No matter how you slice it, there is no getting around the fact that calories in need to be less than calories out to lose body fat. In other words, you need to eat less or exercise more, or do both, to lose weight. However, there is no need to get obsessive over it.
As the Lark DPP check-in pointed out, each day is different. The calories in foods and beverages that you eat and drink, and the calories burned throughout the day, have ups and downs, and so does your weight on the scale. You can lose weight without stressing about each little calorie or blip on the scale, and lose a little more when you are aware of possible reasons for weight fluctuations.
Calories in Versus Calories out
To be sure, there are different ways of approaching and achieving a calorie deficit for weight loss. Some people focus on calories, such as choosing lower-calorie alternatives and/or exercising more to burn more calories. Other ways to cut calories can include:
Counting carbohydrates: People may eat less of high-carbohydrate foods, or foods with a lot of sugars or starches, such as bread, pasta, potatoes, rice, desserts, soft drinks, and snack foods. If they are replaced by lower-calorie foods, such as vegetables and lean proteins, such as fish and tofu, the net result can be a reduction in the number of calories eaten.
Choosing filling foods. People may focus on selecting filling foods, such as lean proteins and high-fiber vegetables, fruit, and grains, with the goal of filling up before eating many calories. For example, a meal such as 6 ounces of tilapia, 2 cups of broccoli, a side salad, and a cup of fruit may seem large, but it has less than 400 calories and may not leave space for a 400-calorie dessert.
Slashing portions. People may choose to eat their favorite foods, but in smaller amounts, which leads to fewer calories taken in. (To avoid hunger with this strategy, it is best to add low-calorie foods, such as vegetables, to make meals bigger and more filling).
However you choose to do it, weight loss requires a relatively lower amount of calories to be taken in.
Freedom from Micromanaging Calorie Counting
You may have heard something about needing to build up a 3,500-calorie deficit to lose a pound of body fat, which works out to 500 calories per day to lose a pound a week. Similarly, a 250-calorie daily deficit leads to a half-pound lost per week, while accumulating 1000 calories of deficit each day can lead to losing 2 pounds in a week.
Still, it is unlikely that your daily deficit will be exactly the same each day, and that is okay. You may have noticed this especially if you have been logging food and physical activity in Lark or another platform. You may have a long, hard workout one day, and take the next day off from exercising much. Or, you might go out to lunch and dinner one day, but stick to smaller, home-packed meals the next.
The important thing is to keep up the overall deficit by making healthy choices. You may not know exactly how many calories are in that small order of macaroni and cheese, or exactly how far you walked when you did two laps around the park, but you know that there were fewer calories in the small order than the big one, and that your walk was long enough to make you feel good. The awareness of good choices is more important than the exact numbers of calories.
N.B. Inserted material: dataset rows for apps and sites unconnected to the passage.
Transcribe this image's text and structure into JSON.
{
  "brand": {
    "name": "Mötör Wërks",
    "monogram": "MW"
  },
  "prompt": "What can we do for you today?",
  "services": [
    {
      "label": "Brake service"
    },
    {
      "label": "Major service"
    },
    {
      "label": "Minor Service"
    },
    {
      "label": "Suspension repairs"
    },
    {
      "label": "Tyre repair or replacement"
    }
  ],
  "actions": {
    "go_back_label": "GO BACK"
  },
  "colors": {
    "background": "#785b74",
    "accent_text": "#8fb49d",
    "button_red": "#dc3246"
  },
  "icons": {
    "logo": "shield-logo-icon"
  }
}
Factors Affecting Daily Weight
Just as calories in and out change each day, so does weight on the scale. It can reflect small and real changes in body fat, but more likely a daily blip or dip is due to something unrelated to body fat. A bump up can be the result of eating a lot of salt the day before, while a dip down can be a reflection of mild dehydration. Both of these examples are unrelated to calories in or out, and unrelated to changes in body fat!
Some ways to get the scale to reflect the hard work you are doing include:
Getting adequate sleep
Lowering or better managing stress
Weighing yourself at the same time each day or week
Eating a high-fiber diet to promote regularity
It is great that extreme calorie counting is not a requirement for weight loss. Stick to the right general idea - eating well and being active - and the pounds will gradually but surely come off. Being aware of possible reasons for daily fluctuations can help you stay motivated as the scale changes day to day, and using Lark to log meals, physical activity, and weight can lead to better awareness and motivation in the journey to lower diabetes risk.
Lark helps you eat better, move more, stress less, and improve your overall wellness. Lark’s digital coach is available 24/7 on your smartphone to give you personalized tips, recommendations, and motivation to lose weight and prevent chronic conditions like diabetes.